**WHAT YOU NEED TO DO:** Repeat the listing below line for line, exactly as shown.

□ □ □

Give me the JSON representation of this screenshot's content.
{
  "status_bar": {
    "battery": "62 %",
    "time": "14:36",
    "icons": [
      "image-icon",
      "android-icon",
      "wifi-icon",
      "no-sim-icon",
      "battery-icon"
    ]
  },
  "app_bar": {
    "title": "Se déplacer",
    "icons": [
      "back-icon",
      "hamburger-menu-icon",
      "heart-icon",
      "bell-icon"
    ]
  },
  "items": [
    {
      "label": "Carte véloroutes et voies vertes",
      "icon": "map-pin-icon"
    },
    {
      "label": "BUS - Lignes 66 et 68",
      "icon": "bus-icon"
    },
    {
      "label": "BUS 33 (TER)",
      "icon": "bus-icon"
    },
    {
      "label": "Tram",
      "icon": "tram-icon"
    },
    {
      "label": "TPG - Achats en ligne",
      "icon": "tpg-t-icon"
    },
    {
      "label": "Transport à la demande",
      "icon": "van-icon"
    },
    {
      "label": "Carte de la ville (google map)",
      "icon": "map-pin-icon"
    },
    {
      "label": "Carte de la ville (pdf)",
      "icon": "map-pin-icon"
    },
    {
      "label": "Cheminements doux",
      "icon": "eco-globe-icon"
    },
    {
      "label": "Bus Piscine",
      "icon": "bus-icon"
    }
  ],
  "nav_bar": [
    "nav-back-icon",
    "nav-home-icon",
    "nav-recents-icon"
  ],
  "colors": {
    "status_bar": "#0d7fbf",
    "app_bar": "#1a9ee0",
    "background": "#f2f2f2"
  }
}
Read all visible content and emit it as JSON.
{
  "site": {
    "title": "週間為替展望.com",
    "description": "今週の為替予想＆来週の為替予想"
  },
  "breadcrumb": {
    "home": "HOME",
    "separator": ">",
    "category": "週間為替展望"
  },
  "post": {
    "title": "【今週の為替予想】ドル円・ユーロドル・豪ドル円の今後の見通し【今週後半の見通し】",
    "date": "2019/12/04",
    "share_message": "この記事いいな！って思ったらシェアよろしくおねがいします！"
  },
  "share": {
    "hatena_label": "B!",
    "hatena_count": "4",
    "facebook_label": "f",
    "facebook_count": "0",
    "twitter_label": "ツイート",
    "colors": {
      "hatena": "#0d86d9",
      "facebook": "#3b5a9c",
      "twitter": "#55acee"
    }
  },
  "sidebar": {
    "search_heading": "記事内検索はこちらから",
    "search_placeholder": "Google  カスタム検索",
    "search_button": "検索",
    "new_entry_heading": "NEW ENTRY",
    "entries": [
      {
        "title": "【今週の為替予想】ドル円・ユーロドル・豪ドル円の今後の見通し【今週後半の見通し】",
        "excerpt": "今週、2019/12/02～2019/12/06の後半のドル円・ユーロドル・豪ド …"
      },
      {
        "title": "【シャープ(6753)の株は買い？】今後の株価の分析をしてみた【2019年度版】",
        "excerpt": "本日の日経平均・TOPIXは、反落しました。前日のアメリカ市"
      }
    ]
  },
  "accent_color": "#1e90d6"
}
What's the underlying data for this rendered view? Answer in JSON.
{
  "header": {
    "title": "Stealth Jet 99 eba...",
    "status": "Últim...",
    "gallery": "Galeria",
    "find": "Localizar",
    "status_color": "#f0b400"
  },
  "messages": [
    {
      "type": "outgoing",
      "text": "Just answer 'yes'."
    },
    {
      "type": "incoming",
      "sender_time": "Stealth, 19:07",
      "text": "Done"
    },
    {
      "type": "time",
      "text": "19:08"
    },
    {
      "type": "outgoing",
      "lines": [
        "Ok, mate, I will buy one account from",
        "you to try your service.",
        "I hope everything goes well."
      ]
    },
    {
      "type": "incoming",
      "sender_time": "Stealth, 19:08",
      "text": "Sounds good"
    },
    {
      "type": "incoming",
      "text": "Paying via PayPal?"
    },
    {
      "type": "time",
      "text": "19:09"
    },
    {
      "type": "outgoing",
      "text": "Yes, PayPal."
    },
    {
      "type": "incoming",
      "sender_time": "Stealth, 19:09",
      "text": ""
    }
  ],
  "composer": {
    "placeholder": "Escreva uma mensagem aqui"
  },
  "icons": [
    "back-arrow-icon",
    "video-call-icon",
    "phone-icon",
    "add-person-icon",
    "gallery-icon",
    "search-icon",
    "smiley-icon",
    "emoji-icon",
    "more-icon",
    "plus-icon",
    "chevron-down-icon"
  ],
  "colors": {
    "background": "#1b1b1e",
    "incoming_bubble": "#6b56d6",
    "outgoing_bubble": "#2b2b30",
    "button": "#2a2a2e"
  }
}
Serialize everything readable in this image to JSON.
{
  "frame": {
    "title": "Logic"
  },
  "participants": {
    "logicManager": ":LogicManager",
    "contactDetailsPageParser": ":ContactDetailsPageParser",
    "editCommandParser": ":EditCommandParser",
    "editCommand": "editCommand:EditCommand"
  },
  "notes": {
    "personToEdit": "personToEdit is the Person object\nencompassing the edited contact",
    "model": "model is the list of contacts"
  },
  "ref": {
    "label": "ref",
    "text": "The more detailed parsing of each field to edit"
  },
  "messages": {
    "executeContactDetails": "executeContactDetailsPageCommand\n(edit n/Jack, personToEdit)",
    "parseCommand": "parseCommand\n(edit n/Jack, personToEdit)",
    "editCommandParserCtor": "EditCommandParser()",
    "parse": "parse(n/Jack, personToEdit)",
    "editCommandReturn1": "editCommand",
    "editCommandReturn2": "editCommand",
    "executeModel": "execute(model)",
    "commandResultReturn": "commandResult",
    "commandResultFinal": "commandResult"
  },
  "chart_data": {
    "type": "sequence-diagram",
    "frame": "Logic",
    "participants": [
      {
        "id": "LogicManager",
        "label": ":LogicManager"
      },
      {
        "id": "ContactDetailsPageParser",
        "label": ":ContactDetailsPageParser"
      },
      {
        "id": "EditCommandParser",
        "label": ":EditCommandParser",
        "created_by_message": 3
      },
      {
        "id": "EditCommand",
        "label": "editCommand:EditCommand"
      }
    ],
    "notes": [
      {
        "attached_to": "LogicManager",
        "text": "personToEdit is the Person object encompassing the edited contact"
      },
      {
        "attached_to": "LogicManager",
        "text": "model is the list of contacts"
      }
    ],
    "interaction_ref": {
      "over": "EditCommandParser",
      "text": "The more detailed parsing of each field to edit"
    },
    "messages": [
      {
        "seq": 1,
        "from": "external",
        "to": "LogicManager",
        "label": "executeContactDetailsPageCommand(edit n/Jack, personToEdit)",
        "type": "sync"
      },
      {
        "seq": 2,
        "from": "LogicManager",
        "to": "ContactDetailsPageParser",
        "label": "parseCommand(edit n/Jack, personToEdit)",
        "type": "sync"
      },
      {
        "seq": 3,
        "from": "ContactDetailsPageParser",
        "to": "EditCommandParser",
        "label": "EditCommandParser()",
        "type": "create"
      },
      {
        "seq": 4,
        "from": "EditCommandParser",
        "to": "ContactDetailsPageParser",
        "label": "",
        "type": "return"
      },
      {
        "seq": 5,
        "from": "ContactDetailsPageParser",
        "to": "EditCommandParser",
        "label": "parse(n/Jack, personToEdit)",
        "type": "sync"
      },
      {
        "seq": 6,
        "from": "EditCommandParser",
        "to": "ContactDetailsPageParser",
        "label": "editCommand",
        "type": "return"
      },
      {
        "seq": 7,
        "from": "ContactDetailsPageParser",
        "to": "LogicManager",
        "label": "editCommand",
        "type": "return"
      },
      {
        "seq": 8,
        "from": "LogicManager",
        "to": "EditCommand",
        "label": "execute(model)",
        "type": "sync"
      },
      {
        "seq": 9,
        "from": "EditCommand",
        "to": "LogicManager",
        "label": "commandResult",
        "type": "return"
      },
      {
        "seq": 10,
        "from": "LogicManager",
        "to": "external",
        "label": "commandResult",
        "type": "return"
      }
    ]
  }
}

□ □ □

**OUTPUT BELOW:**
Give me the JSON representation of this screenshot's content.
{
  "status_bar": {
    "battery": "62 %",
    "time": "14:36",
    "icons": [
      "image-icon",
      "android-icon",
      "wifi-icon",
      "no-sim-icon",
      "battery-icon"
    ]
  },
  "app_bar": {
    "title": "Se déplacer",
    "icons": [
      "back-icon",
      "hamburger-menu-icon",
      "heart-icon",
      "bell-icon"
    ]
  },
  "items": [
    {
      "label": "Carte véloroutes et voies vertes",
      "icon": "map-pin-icon"
    },
    {
      "label": "BUS - Lignes 66 et 68",
      "icon": "bus-icon"
    },
    {
      "label": "BUS 33 (TER)",
      "icon": "bus-icon"
    },
    {
      "label": "Tram",
      "icon": "tram-icon"
    },
    {
      "label": "TPG - Achats en ligne",
      "icon": "tpg-t-icon"
    },
    {
      "label": "Transport à la demande",
      "icon": "van-icon"
    },
    {
      "label": "Carte de la ville (google map)",
      "icon": "map-pin-icon"
    },
    {
      "label": "Carte de la ville (pdf)",
      "icon": "map-pin-icon"
    },
    {
      "label": "Cheminements doux",
      "icon": "eco-globe-icon"
    },
    {
      "label": "Bus Piscine",
      "icon": "bus-icon"
    }
  ],
  "nav_bar": [
    "nav-back-icon",
    "nav-home-icon",
    "nav-recents-icon"
  ],
  "colors": {
    "status_bar": "#0d7fbf",
    "app_bar": "#1a9ee0",
    "background": "#f2f2f2"
  }
}
Read all visible content and emit it as JSON.
{
  "site": {
    "title": "週間為替展望.com",
    "description": "今週の為替予想＆来週の為替予想"
  },
  "breadcrumb": {
    "home": "HOME",
    "separator": ">",
    "category": "週間為替展望"
  },
  "post": {
    "title": "【今週の為替予想】ドル円・ユーロドル・豪ドル円の今後の見通し【今週後半の見通し】",
    "date": "2019/12/04",
    "share_message": "この記事いいな！って思ったらシェアよろしくおねがいします！"
  },
  "share": {
    "hatena_label": "B!",
    "hatena_count": "4",
    "facebook_label": "f",
    "facebook_count": "0",
    "twitter_label": "ツイート",
    "colors": {
      "hatena": "#0d86d9",
      "facebook": "#3b5a9c",
      "twitter": "#55acee"
    }
  },
  "sidebar": {
    "search_heading": "記事内検索はこちらから",
    "search_placeholder": "Google  カスタム検索",
    "search_button": "検索",
    "new_entry_heading": "NEW ENTRY",
    "entries": [
      {
        "title": "【今週の為替予想】ドル円・ユーロドル・豪ドル円の今後の見通し【今週後半の見通し】",
        "excerpt": "今週、2019/12/02～2019/12/06の後半のドル円・ユーロドル・豪ド …"
      },
      {
        "title": "【シャープ(6753)の株は買い？】今後の株価の分析をしてみた【2019年度版】",
        "excerpt": "本日の日経平均・TOPIXは、反落しました。前日のアメリカ市"
      }
    ]
  },
  "accent_color": "#1e90d6"
}
What's the underlying data for this rendered view? Answer in JSON.
{
  "header": {
    "title": "Stealth Jet 99 eba...",
    "status": "Últim...",
    "gallery": "Galeria",
    "find": "Localizar",
    "status_color": "#f0b400"
  },
  "messages": [
    {
      "type": "outgoing",
      "text": "Just answer 'yes'."
    },
    {
      "type": "incoming",
      "sender_time": "Stealth, 19:07",
      "text": "Done"
    },
    {
      "type": "time",
      "text": "19:08"
    },
    {
      "type": "outgoing",
      "lines": [
        "Ok, mate, I will buy one account from",
        "you to try your service.",
        "I hope everything goes well."
      ]
    },
    {
      "type": "incoming",
      "sender_time": "Stealth, 19:08",
      "text": "Sounds good"
    },
    {
      "type": "incoming",
      "text": "Paying via PayPal?"
    },
    {
      "type": "time",
      "text": "19:09"
    },
    {
      "type": "outgoing",
      "text": "Yes, PayPal."
    },
    {
      "type": "incoming",
      "sender_time": "Stealth, 19:09",
      "text": ""
    }
  ],
  "composer": {
    "placeholder": "Escreva uma mensagem aqui"
  },
  "icons": [
    "back-arrow-icon",
    "video-call-icon",
    "phone-icon",
    "add-person-icon",
    "gallery-icon",
    "search-icon",
    "smiley-icon",
    "emoji-icon",
    "more-icon",
    "plus-icon",
    "chevron-down-icon"
  ],
  "colors": {
    "background": "#1b1b1e",
    "incoming_bubble": "#6b56d6",
    "outgoing_bubble": "#2b2b30",
    "button": "#2a2a2e"
  }
}
Serialize everything readable in this image to JSON.
{
  "frame": {
    "title": "Logic"
  },
  "participants": {
    "logicManager": ":LogicManager",
    "contactDetailsPageParser": ":ContactDetailsPageParser",
    "editCommandParser": ":EditCommandParser",
    "editCommand": "editCommand:EditCommand"
  },
  "notes": {
    "personToEdit": "personToEdit is the Person object\nencompassing the edited contact",
    "model": "model is the list of contacts"
  },
  "ref": {
    "label": "ref",
    "text": "The more detailed parsing of each field to edit"
  },
  "messages": {
    "executeContactDetails": "executeContactDetailsPageCommand\n(edit n/Jack, personToEdit)",
    "parseCommand": "parseCommand\n(edit n/Jack, personToEdit)",
    "editCommandParserCtor": "EditCommandParser()",
    "parse": "parse(n/Jack, personToEdit)",
    "editCommandReturn1": "editCommand",
    "editCommandReturn2": "editCommand",
    "executeModel": "execute(model)",
    "commandResultReturn": "commandResult",
    "commandResultFinal": "commandResult"
  },
  "chart_data": {
    "type": "sequence-diagram",
    "frame": "Logic",
    "participants": [
      {
        "id": "LogicManager",
        "label": ":LogicManager"
      },
      {
        "id": "ContactDetailsPageParser",
        "label": ":ContactDetailsPageParser"
      },
      {
        "id": "EditCommandParser",
        "label": ":EditCommandParser",
        "created_by_message": 3
      },
      {
        "id": "EditCommand",
        "label": "editCommand:EditCommand"
      }
    ],
    "notes": [
      {
        "attached_to": "LogicManager",
        "text": "personToEdit is the Person object encompassing the edited contact"
      },
      {
        "attached_to": "LogicManager",
        "text": "model is the list of contacts"
      }
    ],
    "interaction_ref": {
      "over": "EditCommandParser",
      "text": "The more detailed parsing of each field to edit"
    },
    "messages": [
      {
        "seq": 1,
        "from": "external",
        "to": "LogicManager",
        "label": "executeContactDetailsPageCommand(edit n/Jack, personToEdit)",
        "type": "sync"
      },
      {
        "seq": 2,
        "from": "LogicManager",
        "to": "ContactDetailsPageParser",
        "label": "parseCommand(edit n/Jack, personToEdit)",
        "type": "sync"
      },
      {
        "seq": 3,
        "from": "ContactDetailsPageParser",
        "to": "EditCommandParser",
        "label": "EditCommandParser()",
        "type": "create"
      },
      {
        "seq": 4,
        "from": "EditCommandParser",
        "to": "ContactDetailsPageParser",
        "label": "",
        "type": "return"
      },
      {
        "seq": 5,
        "from": "ContactDetailsPageParser",
        "to": "EditCommandParser",
        "label": "parse(n/Jack, personToEdit)",
        "type": "sync"
      },
      {
        "seq": 6,
        "from": "EditCommandParser",
        "to": "ContactDetailsPageParser",
        "label": "editCommand",
        "type": "return"
      },
      {
        "seq": 7,
        "from": "ContactDetailsPageParser",
        "to": "LogicManager",
        "label": "editCommand",
        "type": "return"
      },
      {
        "seq": 8,
        "from": "LogicManager",
        "to": "EditCommand",
        "label": "execute(model)",
        "type": "sync"
      },
      {
        "seq": 9,
        "from": "EditCommand",
        "to": "LogicManager",
        "label": "commandResult",
        "type": "return"
      },
      {
        "seq": 10,
        "from": "LogicManager",
        "to": "external",
        "label": "commandResult",
        "type": "return"
      }
    ]
  }
}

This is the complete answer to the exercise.